• What is being asked: If an entry holds a picture, leave the picture out and output everything else exactly.
══════
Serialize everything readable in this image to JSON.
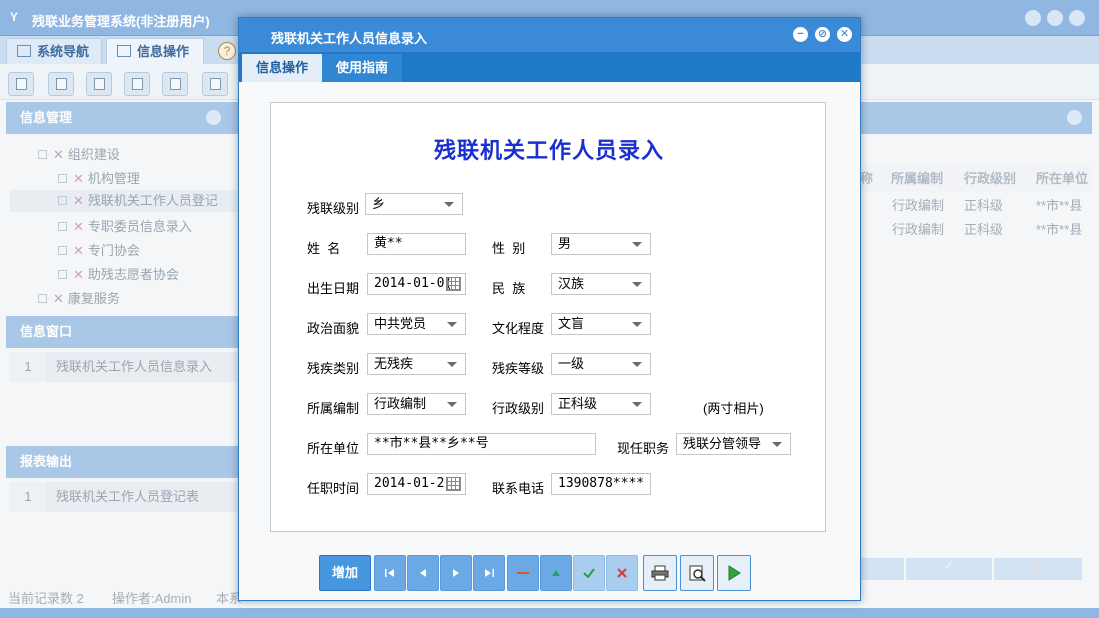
{
  "app": {
    "title": "残联业务管理系统(非注册用户)",
    "logo": "Y",
    "tabs": [
      {
        "label": "系统导航",
        "icon": "monitor-icon"
      },
      {
        "label": "信息操作",
        "icon": "grid-icon"
      }
    ],
    "help_icon": "?"
  },
  "sidebar": {
    "info_mgmt": {
      "header": "信息管理",
      "tree": [
        {
          "label": "组织建设",
          "level": 0
        },
        {
          "label": "机构管理",
          "level": 1
        },
        {
          "label": "残联机关工作人员登记",
          "level": 1
        },
        {
          "label": "专职委员信息录入",
          "level": 1
        },
        {
          "label": "专门协会",
          "level": 1
        },
        {
          "label": "助残志愿者协会",
          "level": 1
        },
        {
          "label": "康复服务",
          "level": 0
        }
      ]
    },
    "info_window": {
      "header": "信息窗口",
      "rows": [
        {
          "num": "1",
          "text": "残联机关工作人员信息录入"
        }
      ]
    },
    "report": {
      "header": "报表输出",
      "rows": [
        {
          "num": "1",
          "text": "残联机关工作人员登记表"
        }
      ]
    }
  },
  "grid": {
    "headers": [
      "所属编制",
      "行政级别",
      "所在单位"
    ],
    "partial_header": "称",
    "rows": [
      [
        "行政编制",
        "正科级",
        "**市**县"
      ],
      [
        "行政编制",
        "正科级",
        "**市**县"
      ]
    ]
  },
  "status": {
    "record_count": "当前记录数 2",
    "operator": "操作者:Admin",
    "extra": "本系"
  },
  "dialog": {
    "title": "残联机关工作人员信息录入",
    "tabs": [
      {
        "label": "信息操作",
        "active": true
      },
      {
        "label": "使用指南",
        "active": false
      }
    ],
    "form_title": "残联机关工作人员录入",
    "fields": {
      "level": {
        "label": "残联级别",
        "value": "乡"
      },
      "name": {
        "label": "姓  名",
        "value": "黄**"
      },
      "gender": {
        "label": "性  别",
        "value": "男"
      },
      "birth": {
        "label": "出生日期",
        "value": "2014-01-0("
      },
      "ethnic": {
        "label": "民  族",
        "value": "汉族"
      },
      "political": {
        "label": "政治面貌",
        "value": "中共党员"
      },
      "education": {
        "label": "文化程度",
        "value": "文盲"
      },
      "disability_type": {
        "label": "残疾类别",
        "value": "无残疾"
      },
      "disability_level": {
        "label": "残疾等级",
        "value": "一级"
      },
      "staffing": {
        "label": "所属编制",
        "value": "行政编制"
      },
      "admin_level": {
        "label": "行政级别",
        "value": "正科级"
      },
      "unit": {
        "label": "所在单位",
        "value": "**市**县**乡**号"
      },
      "position": {
        "label": "现任职务",
        "value": "残联分管领导"
      },
      "tenure": {
        "label": "任职时间",
        "value": "2014-01-2"
      },
      "phone": {
        "label": "联系电话",
        "value": "1390878****"
      }
    },
    "photo_label": "(两寸相片)",
    "buttons": {
      "add": "增加"
    }
  }
}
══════
• Written reply:
Serialize everything readable in this image to JSON.
{
  "app": {
    "title": "残联业务管理系统(非注册用户)",
    "logo": "Y",
    "tabs": [
      {
        "label": "系统导航",
        "icon": "monitor-icon"
      },
      {
        "label": "信息操作",
        "icon": "grid-icon"
      }
    ],
    "help_icon": "?"
  },
  "sidebar": {
    "info_mgmt": {
      "header": "信息管理",
      "tree": [
        {
          "label": "组织建设",
          "level": 0
        },
        {
          "label": "机构管理",
          "level": 1
        },
        {
          "label": "残联机关工作人员登记",
          "level": 1
        },
        {
          "label": "专职委员信息录入",
          "level": 1
        },
        {
          "label": "专门协会",
          "level": 1
        },
        {
          "label": "助残志愿者协会",
          "level": 1
        },
        {
          "label": "康复服务",
          "level": 0
        }
      ]
    },
    "info_window": {
      "header": "信息窗口",
      "rows": [
        {
          "num": "1",
          "text": "残联机关工作人员信息录入"
        }
      ]
    },
    "report": {
      "header": "报表输出",
      "rows": [
        {
          "num": "1",
          "text": "残联机关工作人员登记表"
        }
      ]
    }
  },
  "grid": {
    "headers": [
      "所属编制",
      "行政级别",
      "所在单位"
    ],
    "partial_header": "称",
    "rows": [
      [
        "行政编制",
        "正科级",
        "**市**县"
      ],
      [
        "行政编制",
        "正科级",
        "**市**县"
      ]
    ]
  },
  "status": {
    "record_count": "当前记录数 2",
    "operator": "操作者:Admin",
    "extra": "本系"
  },
  "dialog": {
    "title": "残联机关工作人员信息录入",
    "tabs": [
      {
        "label": "信息操作",
        "active": true
      },
      {
        "label": "使用指南",
        "active": false
      }
    ],
    "form_title": "残联机关工作人员录入",
    "fields": {
      "level": {
        "label": "残联级别",
        "value": "乡"
      },
      "name": {
        "label": "姓  名",
        "value": "黄**"
      },
      "gender": {
        "label": "性  别",
        "value": "男"
      },
      "birth": {
        "label": "出生日期",
        "value": "2014-01-0("
      },
      "ethnic": {
        "label": "民  族",
        "value": "汉族"
      },
      "political": {
        "label": "政治面貌",
        "value": "中共党员"
      },
      "education": {
        "label": "文化程度",
        "value": "文盲"
      },
      "disability_type": {
        "label": "残疾类别",
        "value": "无残疾"
      },
      "disability_level": {
        "label": "残疾等级",
        "value": "一级"
      },
      "staffing": {
        "label": "所属编制",
        "value": "行政编制"
      },
      "admin_level": {
        "label": "行政级别",
        "value": "正科级"
      },
      "unit": {
        "label": "所在单位",
        "value": "**市**县**乡**号"
      },
      "position": {
        "label": "现任职务",
        "value": "残联分管领导"
      },
      "tenure": {
        "label": "任职时间",
        "value": "2014-01-2"
      },
      "phone": {
        "label": "联系电话",
        "value": "1390878****"
      }
    },
    "photo_label": "(两寸相片)",
    "buttons": {
      "add": "增加"
    }
  }
}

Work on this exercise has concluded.